Learn about your elected official

Check out his/her website, read his background, see what areas he/she is most interested in. You may find a personal connection (town, school, activity, sports team) that you both share and this could open a conversation. Advocacy is about building relationships and sometimes that happens over the most unusual items in common.

Be prompt, be concise, be direct

Elected officials, and their staff, have busy schedules but meeting constituents is an important part of the job. Be considerate of their time but confident in why you are there. Tell them your “ask” or what you want them to do.

Don’t be nervous. They are folks just like you, and in fact, they work on your behalf!

You will likely meet with a staff member. Staffers are the ones that learn the issues, advise the official, and follow up with you. Good connections with staff will translate to good communications with your representative.

Make a connection to constituency

Members of Congress want to represent the best interests of their district or state. Who else would be impacted by the action? Would revenue or jobs be impacted?

Thank them, leave material behind, follow up

Thank them for their time and, if appropriate, offer assistance with the issue. Make sure to leave behind relevant material. Send a follow up email that includes points covered during the meeting, next steps, and any additional information requested. Follow up periodically on the status of your issue. Each communication helps to build a relationship with your representative’s office.

Mock advocate meeting

Check out this 9-minute example of a legislative advocacy meeting produced by RDLA.

Mock Advocates Meeting thumbnail

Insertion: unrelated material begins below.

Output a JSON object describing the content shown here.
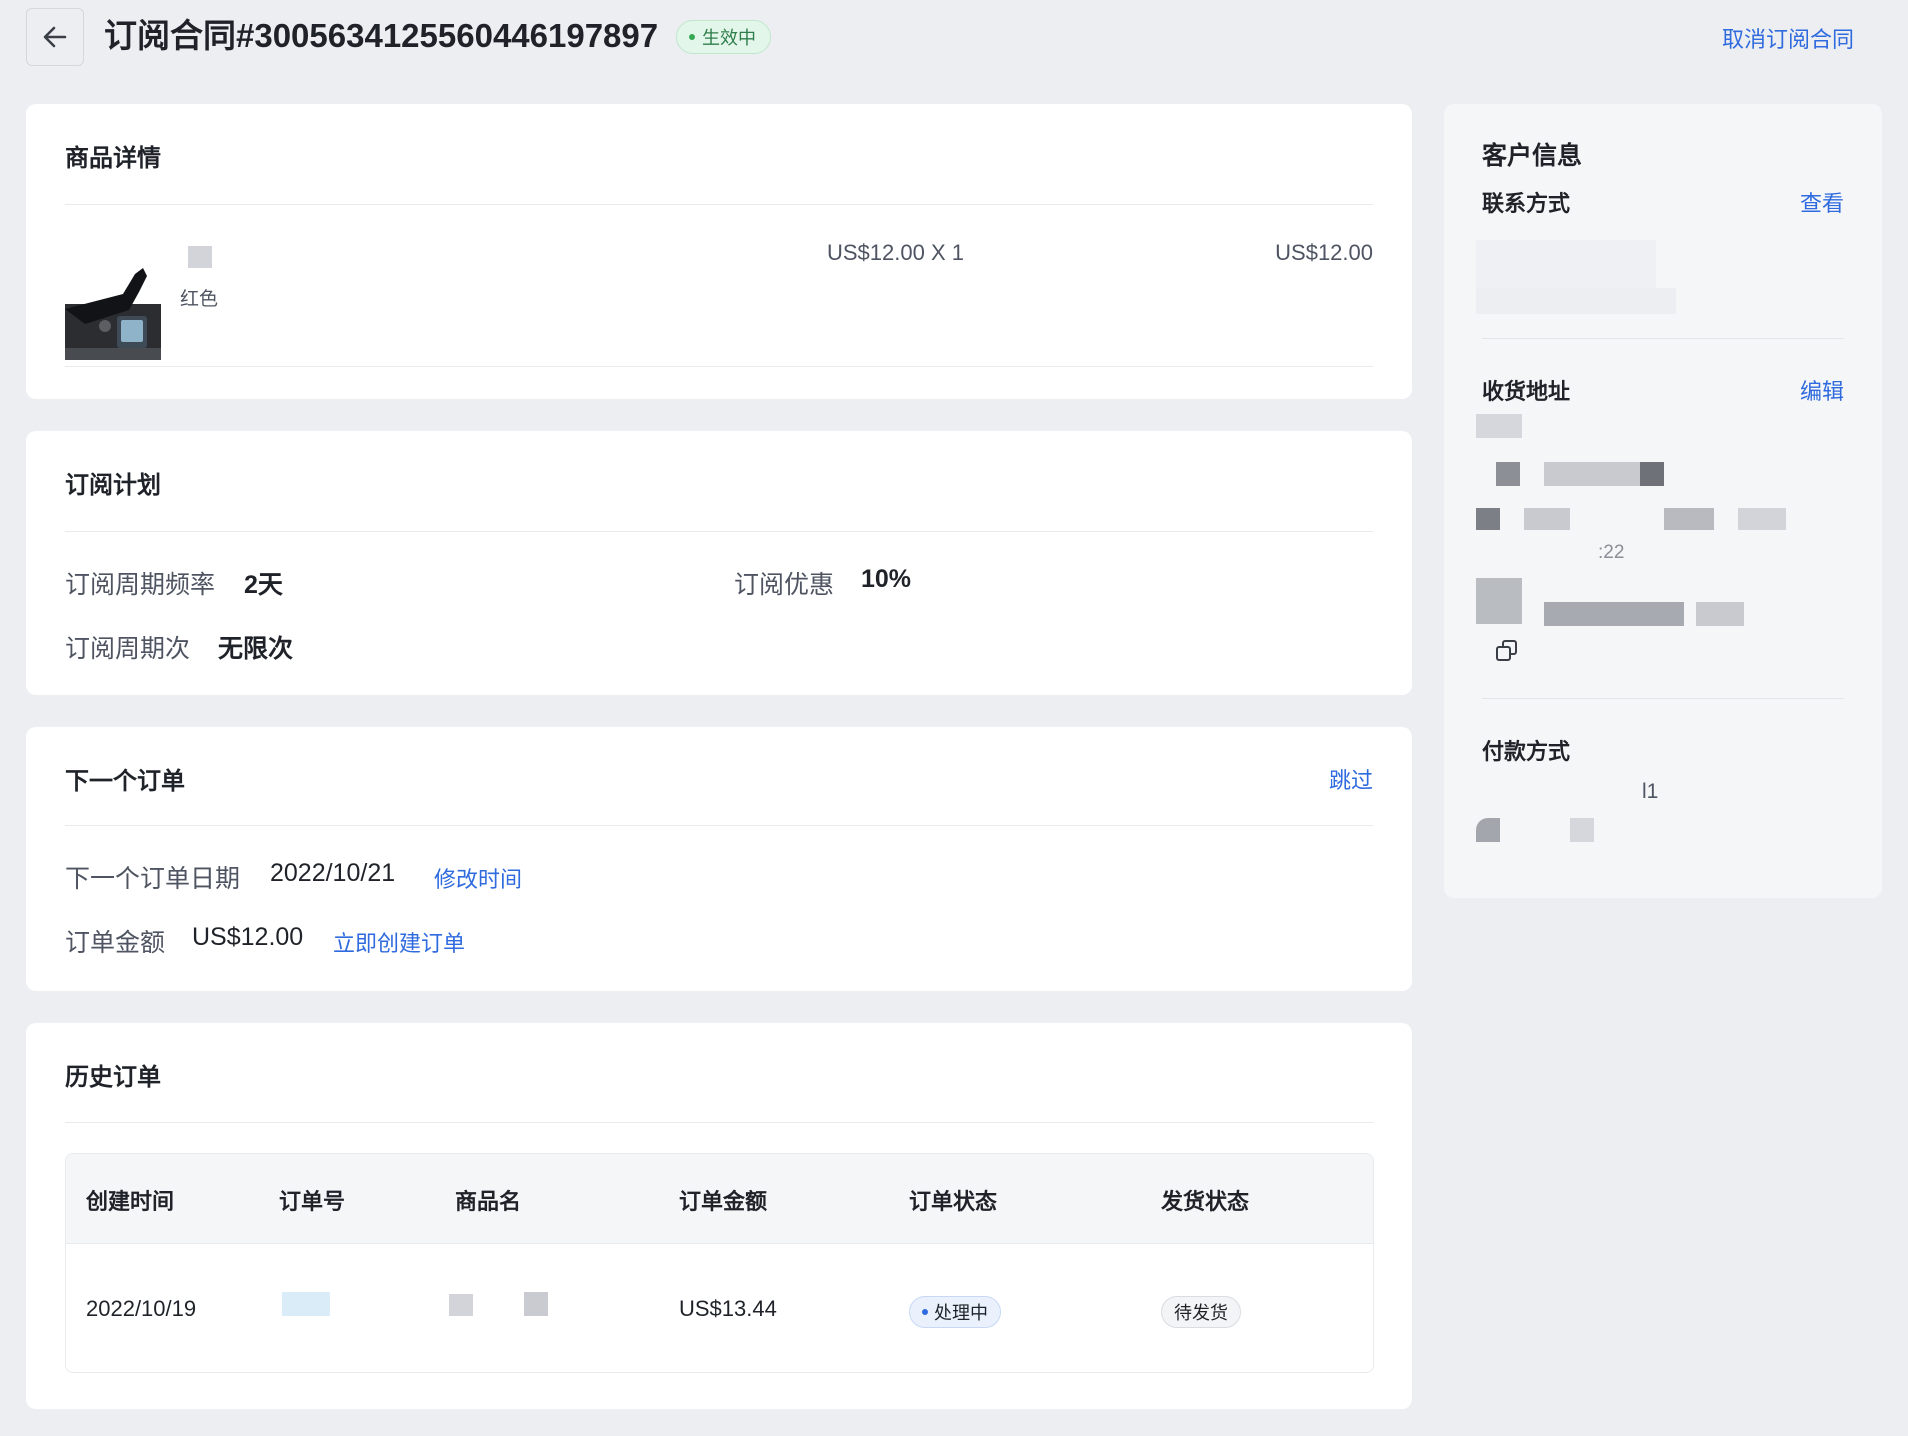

Advocacy Resources

FA Fact Sheet

Fact sheet by Research!America

Burden of Rare Disease Study

Assessed direct & indirect costs of rare diseases by EveryLife Foundation

Burden of Rare Disease Study Infographic

Great two-page summary of the Burden of Rare Disease study by EveryLife Foundation

Glossary of Policy & Advocacy Terms

Definition of relevant terms and agencies by Rare Disease Legislative Advocates (RDLA)

Government 101

Excellent overview of the composition of Congress, the legislative process, legislative committees and key policy terms by Michael J Fox Foundation

Making a One Pager for Meetings with Legislators

How to make a one pager by Rare Disease Legislative Advocates (RDLA)

Foster a Relationship with Your Member of Congress

Fact sheet by Rare Disease Legislative Advocates (RDLA)

State Advocacy Hub

Website with state related advocacy resources (RDLA)

Advocacy Toolkit

Sample Letter, Proclamation and Resolution by NAF